TASK DESCRIPTION – Search the material below for the string "Received". Return every line that holds it.

RECORD EXTRACTS –
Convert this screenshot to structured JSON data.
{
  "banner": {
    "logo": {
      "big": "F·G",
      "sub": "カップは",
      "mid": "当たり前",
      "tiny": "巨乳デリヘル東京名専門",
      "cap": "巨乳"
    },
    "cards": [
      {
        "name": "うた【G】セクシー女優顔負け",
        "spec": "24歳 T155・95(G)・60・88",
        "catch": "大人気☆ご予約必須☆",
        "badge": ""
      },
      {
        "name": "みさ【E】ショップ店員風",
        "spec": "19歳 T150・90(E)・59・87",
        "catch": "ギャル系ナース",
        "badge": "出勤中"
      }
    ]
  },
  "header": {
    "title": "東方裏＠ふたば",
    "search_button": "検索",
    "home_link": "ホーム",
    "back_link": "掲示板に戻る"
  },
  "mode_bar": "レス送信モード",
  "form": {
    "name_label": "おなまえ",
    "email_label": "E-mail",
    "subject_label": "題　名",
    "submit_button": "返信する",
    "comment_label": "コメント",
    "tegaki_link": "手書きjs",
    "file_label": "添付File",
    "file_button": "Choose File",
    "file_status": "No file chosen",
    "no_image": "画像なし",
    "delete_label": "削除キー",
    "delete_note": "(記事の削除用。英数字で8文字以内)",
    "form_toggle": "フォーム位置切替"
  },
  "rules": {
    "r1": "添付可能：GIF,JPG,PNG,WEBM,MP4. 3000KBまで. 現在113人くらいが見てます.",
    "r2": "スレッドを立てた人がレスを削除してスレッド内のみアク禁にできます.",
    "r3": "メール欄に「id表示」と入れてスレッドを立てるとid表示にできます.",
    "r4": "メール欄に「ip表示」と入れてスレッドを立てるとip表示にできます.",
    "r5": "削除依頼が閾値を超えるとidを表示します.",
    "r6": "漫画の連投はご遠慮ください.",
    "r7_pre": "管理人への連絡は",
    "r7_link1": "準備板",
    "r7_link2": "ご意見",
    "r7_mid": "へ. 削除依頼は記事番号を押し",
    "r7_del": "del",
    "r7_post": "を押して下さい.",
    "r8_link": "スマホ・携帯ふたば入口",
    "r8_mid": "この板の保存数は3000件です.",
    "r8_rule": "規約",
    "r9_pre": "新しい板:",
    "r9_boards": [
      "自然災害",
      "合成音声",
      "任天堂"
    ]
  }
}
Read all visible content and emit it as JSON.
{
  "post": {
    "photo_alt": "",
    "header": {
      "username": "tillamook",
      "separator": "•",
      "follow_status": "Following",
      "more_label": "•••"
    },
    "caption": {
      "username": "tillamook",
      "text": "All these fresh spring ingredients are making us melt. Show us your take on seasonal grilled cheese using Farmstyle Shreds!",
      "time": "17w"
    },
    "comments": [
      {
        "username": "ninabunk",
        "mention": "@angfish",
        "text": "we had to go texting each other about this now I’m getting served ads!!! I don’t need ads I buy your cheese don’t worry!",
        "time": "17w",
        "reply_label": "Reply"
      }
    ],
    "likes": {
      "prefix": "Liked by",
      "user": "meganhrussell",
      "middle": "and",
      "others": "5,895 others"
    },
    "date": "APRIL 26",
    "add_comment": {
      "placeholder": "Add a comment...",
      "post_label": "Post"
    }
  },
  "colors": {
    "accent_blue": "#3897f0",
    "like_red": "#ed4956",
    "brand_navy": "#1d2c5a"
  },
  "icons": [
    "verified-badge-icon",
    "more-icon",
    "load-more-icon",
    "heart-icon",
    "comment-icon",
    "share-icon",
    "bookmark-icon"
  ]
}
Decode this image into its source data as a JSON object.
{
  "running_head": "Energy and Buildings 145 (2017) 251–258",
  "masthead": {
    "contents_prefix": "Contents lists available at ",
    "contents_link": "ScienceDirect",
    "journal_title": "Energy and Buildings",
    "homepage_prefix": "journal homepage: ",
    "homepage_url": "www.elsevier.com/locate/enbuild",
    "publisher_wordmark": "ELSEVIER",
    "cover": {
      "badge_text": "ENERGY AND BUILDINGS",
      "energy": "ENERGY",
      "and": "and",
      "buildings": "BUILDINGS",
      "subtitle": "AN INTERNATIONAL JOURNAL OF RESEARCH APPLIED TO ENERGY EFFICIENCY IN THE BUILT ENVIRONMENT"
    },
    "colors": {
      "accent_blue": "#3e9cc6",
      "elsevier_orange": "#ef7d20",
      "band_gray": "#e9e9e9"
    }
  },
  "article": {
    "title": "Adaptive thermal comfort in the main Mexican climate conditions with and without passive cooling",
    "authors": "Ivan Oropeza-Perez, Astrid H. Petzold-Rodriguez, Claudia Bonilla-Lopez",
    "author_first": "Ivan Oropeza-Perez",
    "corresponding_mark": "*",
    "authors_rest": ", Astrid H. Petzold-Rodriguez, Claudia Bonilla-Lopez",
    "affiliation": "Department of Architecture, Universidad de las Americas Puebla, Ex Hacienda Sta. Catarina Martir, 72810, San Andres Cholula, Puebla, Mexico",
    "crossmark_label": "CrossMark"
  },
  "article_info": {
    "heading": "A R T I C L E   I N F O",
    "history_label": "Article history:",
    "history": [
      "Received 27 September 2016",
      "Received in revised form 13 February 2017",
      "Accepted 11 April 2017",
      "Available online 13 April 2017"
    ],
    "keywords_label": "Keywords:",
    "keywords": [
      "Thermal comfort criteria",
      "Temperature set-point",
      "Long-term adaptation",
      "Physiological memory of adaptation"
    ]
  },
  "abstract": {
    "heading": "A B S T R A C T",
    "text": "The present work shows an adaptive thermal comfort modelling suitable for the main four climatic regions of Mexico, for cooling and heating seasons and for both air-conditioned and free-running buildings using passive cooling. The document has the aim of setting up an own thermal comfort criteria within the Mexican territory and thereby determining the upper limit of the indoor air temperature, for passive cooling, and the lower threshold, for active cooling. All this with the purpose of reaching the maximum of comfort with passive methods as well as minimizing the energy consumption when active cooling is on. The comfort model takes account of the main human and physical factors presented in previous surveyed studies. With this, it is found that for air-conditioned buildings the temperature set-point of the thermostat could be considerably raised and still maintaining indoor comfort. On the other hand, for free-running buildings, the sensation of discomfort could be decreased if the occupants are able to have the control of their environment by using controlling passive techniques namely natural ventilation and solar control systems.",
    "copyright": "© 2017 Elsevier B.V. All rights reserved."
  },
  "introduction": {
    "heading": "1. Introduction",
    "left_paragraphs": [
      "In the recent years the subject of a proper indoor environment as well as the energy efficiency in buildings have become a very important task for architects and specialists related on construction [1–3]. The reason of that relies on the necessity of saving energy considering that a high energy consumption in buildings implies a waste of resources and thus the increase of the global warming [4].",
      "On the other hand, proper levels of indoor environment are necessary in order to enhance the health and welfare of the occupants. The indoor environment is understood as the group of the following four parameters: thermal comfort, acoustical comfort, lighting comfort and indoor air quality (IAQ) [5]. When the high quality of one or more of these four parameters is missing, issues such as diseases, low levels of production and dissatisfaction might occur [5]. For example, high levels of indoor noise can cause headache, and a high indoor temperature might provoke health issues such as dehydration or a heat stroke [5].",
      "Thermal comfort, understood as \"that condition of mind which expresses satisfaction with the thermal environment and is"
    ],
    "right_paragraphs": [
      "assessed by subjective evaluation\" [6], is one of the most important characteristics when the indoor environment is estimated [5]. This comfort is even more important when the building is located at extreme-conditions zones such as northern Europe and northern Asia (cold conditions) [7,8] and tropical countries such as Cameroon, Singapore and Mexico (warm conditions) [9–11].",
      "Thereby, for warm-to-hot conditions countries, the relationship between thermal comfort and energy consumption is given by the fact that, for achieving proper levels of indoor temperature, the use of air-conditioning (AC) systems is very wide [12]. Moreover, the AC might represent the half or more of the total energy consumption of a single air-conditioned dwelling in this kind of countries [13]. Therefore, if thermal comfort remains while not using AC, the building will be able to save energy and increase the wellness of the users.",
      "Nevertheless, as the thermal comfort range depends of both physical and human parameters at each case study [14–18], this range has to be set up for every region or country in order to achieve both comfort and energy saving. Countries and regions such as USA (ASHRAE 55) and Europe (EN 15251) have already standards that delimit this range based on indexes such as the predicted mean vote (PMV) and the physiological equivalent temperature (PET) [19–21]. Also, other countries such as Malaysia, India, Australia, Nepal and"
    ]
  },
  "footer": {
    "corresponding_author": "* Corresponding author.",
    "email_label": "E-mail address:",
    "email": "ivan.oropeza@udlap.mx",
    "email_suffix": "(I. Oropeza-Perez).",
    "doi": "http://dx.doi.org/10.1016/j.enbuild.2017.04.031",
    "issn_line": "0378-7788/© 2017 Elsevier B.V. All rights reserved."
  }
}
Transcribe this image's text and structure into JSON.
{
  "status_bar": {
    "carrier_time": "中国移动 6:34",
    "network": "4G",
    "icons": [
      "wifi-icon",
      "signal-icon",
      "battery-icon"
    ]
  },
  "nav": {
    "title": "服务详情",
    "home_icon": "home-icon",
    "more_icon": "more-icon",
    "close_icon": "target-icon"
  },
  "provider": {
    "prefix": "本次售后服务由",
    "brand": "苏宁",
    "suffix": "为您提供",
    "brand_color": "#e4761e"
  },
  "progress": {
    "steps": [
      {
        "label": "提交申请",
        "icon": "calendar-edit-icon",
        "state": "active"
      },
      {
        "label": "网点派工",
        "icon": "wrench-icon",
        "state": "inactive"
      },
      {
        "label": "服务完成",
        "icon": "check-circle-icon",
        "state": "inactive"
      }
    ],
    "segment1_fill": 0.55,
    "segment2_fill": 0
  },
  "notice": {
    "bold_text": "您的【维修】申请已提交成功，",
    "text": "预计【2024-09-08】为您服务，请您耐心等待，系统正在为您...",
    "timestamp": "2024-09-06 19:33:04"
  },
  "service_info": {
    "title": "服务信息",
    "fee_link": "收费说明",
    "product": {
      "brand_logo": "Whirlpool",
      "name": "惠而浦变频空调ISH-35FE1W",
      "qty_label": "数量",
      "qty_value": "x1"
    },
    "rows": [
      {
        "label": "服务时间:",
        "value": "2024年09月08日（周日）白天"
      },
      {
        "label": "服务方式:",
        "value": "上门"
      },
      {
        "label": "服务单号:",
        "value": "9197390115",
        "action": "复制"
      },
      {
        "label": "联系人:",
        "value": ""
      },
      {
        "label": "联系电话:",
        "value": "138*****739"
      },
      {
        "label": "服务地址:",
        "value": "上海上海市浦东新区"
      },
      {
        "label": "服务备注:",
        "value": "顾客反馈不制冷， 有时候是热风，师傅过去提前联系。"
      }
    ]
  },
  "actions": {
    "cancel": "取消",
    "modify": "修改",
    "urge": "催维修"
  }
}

EXERCISE ANSWER –
      "Received 27 September 2016",
      "Received in revised form 13 February 2017",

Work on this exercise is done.